The name of the program should feel like a version of Death Row for a retailer: the Severe Violator Enforcement Program. The Labor Department and the Occupational Safety and Health Administration (OSHA) have been operating it for years, but just recently the program has extended out to include any type of company that willfully or repeatedly violated safety standards.
Dollar General stands on this Death Row, but unfortunately fines delivered by OSHA are not killer. Dollar General’s profits have skyrocketed since the beginning of the pandemic as stores continue to open. OSHA, however, can only charge a company up to $15,600 a day for a maximum of 30 days while it fails to deal with unsafe conditions. Over 270 Dollar General stores have been scoped over the last six years, amounting to 111 safety violations for a fine total of $15.5 million.
After resisting any meeting with OSHA, Dollar General has now come to the table for settlement discussions that include ways to improve working conditions.
The biggest problem at Dollar Generals appears to center around the lack of staffing. When deliveries come in, there are simply not enough workers to take care of the product, which ends up being stacked in the aisles. OSHA also has found clutter blocking emergency exits and inventory stacked too high on the show floor. Dollar General also is one of the lowest in terms of staff compensation and has done little to prevent crime at the stores.
Now that Dollar General is part of the Severe Violator Enforcement Program OSHA can inspect stores at random, and recently President Biden strengthened OSHA with a 20% increase in staff.
Earlier this month the Dollar Tree was slapped with a substantial fine by the U.S. government after a Texas location was found to be lax in workplace safety regulations.
OSHA issued citations to the company for three repeat violations and proposed $254,478 in penalties.
In September 2022, OSHA opened an inspection at a store in Mount Pleasant, Texas, and found blocked exit routes that exposed employees to fire hazards. They also discovered boxes stacked at unstable heights with the potential to seriously injure workers.

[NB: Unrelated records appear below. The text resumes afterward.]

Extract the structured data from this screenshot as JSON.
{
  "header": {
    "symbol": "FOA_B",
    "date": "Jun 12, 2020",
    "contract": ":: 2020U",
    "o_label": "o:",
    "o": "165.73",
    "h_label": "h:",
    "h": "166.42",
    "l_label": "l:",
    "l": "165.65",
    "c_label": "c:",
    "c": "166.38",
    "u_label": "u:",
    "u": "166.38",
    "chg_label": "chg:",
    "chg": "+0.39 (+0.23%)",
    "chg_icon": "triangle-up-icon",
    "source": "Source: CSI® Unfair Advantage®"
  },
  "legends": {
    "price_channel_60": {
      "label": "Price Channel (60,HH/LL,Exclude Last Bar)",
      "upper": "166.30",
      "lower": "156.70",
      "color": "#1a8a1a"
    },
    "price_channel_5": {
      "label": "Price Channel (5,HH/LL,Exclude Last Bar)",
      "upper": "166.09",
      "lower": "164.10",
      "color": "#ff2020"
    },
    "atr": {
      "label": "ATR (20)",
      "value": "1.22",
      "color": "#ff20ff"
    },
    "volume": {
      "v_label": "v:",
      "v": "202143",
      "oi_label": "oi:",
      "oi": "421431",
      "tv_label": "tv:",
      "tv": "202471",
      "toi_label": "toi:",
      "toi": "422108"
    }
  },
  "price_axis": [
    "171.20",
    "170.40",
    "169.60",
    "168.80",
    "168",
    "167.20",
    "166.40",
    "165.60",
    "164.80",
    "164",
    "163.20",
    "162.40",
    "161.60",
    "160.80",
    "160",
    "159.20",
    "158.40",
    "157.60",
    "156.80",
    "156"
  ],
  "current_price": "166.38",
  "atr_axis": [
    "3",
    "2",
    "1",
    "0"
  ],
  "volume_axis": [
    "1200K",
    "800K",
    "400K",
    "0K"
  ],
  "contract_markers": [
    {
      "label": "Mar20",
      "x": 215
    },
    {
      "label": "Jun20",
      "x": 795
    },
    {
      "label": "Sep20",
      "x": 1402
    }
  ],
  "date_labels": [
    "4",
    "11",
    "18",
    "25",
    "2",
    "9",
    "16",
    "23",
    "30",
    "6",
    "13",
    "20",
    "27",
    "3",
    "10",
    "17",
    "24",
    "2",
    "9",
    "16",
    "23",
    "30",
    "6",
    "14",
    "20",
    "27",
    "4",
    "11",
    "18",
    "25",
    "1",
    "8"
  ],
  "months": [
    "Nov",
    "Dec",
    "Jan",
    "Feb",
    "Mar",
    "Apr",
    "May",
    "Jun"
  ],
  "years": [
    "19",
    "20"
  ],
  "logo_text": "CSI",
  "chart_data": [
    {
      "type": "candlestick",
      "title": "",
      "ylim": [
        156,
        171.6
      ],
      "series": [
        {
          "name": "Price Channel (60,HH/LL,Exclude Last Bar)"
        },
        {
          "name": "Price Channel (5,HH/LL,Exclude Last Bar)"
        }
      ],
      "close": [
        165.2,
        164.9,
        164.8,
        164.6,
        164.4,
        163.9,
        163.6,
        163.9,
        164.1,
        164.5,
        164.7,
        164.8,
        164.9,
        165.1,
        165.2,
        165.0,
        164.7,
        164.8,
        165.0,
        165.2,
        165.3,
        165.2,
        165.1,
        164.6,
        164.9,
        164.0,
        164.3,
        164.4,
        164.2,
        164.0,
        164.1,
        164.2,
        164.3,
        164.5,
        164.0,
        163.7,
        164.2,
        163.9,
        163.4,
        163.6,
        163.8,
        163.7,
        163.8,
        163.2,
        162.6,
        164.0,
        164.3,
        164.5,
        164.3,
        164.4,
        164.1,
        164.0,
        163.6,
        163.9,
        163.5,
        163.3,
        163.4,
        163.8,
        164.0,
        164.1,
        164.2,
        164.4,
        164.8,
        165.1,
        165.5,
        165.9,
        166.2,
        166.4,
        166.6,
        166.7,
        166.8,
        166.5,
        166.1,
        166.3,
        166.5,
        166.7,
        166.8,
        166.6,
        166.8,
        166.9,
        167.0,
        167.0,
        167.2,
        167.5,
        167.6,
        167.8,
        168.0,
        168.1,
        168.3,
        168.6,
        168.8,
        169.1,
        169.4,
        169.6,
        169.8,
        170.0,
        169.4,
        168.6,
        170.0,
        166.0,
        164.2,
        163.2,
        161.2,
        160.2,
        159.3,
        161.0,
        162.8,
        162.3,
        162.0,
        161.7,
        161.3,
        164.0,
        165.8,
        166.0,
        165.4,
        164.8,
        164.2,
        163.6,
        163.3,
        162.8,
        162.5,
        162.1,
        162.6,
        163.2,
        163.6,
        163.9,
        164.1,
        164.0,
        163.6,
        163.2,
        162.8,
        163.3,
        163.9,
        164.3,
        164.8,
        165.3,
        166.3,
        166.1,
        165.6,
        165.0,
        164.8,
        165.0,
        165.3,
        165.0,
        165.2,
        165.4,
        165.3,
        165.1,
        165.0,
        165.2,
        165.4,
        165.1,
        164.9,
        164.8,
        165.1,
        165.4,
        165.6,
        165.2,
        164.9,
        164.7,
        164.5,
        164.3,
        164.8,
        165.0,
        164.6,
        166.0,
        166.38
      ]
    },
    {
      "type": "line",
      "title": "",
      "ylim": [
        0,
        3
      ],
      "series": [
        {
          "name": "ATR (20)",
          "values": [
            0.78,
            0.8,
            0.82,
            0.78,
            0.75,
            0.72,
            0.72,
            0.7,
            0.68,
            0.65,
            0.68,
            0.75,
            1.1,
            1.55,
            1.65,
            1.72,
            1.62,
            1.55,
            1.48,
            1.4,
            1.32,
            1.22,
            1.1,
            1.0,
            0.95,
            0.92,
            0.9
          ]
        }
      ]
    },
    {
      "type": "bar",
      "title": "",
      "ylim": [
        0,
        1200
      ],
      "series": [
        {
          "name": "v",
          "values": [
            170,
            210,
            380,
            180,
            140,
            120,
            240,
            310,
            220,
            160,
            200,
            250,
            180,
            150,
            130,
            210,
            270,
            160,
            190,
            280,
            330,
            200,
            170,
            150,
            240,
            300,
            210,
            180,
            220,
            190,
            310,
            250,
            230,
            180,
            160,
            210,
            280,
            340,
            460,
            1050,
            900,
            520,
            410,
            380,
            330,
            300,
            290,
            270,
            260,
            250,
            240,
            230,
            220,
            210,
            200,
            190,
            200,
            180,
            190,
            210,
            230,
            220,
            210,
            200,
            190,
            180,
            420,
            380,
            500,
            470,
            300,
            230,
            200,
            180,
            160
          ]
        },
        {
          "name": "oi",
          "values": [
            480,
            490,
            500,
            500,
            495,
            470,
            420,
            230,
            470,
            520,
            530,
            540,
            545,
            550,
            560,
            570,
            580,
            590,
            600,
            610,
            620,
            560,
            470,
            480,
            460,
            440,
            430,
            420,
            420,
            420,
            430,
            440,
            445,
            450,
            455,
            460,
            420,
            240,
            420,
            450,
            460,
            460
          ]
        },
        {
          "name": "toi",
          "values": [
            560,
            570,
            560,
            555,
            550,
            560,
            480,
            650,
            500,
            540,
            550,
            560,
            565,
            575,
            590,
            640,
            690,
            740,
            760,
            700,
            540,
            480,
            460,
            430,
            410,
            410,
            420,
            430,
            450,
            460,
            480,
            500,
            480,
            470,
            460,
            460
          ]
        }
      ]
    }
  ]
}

“Soon after federal workplace safety inspectors arrived at a Dollar Tree store in Mount Pleasant, Texas, they found the national discount retailer again shortchanging employee safety — continuing a pattern of disregard dating back to 2017 — by allowing storeroom merchandise to block exits and walkways and stacking boxes high enough to fall on workers,” the U.S. Department of Labor said in a recent release.
Dollar General also has been accused of blowing off any direction from OSHA.